Completion thyroidectomy is the removal of any thyroid tissue that remains after less than total thyroidectomy. At our center, completion thyroidectomy is used when, on permanent sectioning, a frozen section diagnosis is revised from benign to malignant. We reviewed our experience with completion thyroidectomy to examine its indications and complications. We found that the carcinoma was misdiagnosed in 32 of 244 (13%) of cases. Twenty-five of these were initially designated follicular adenomas. The completion proved to be no more technically difficult than a routine hemithyroidectomy.
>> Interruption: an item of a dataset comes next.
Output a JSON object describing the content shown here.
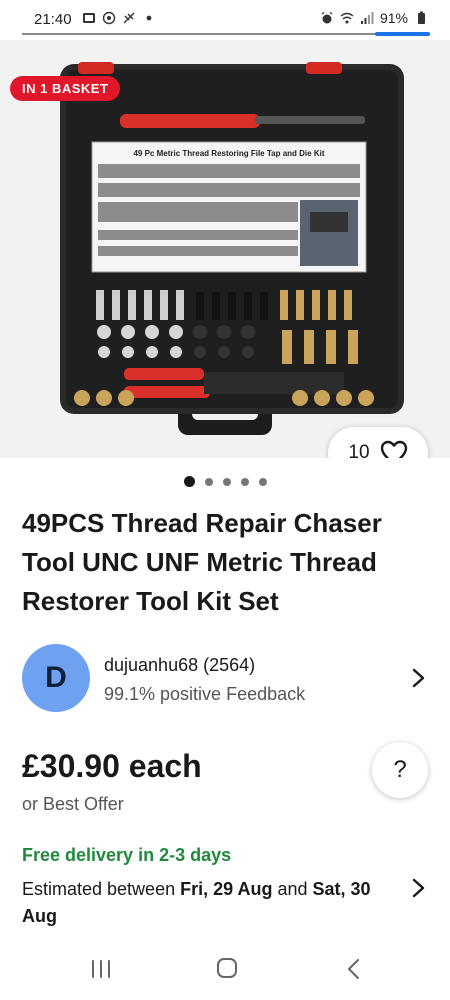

There was one case of permanent hypoparathyroidism (3%). Transient vocal cord palsy occurred in one patient (3%) and transient hypocalcemia occured in five patients (15%). Complete recovery occurred in all six of these patients. Focal areas of residual carcinoma were found in 8 of 32 (25%) of glands removed at completion. We found completion thyroidectomy to be a safe procedure with minimal morbidity. We recommend its use in those instances of well-differentiated thyroid carcinoma in which the frozen section diagnosis differs from the permanent section.
ASJC Scopus subject areas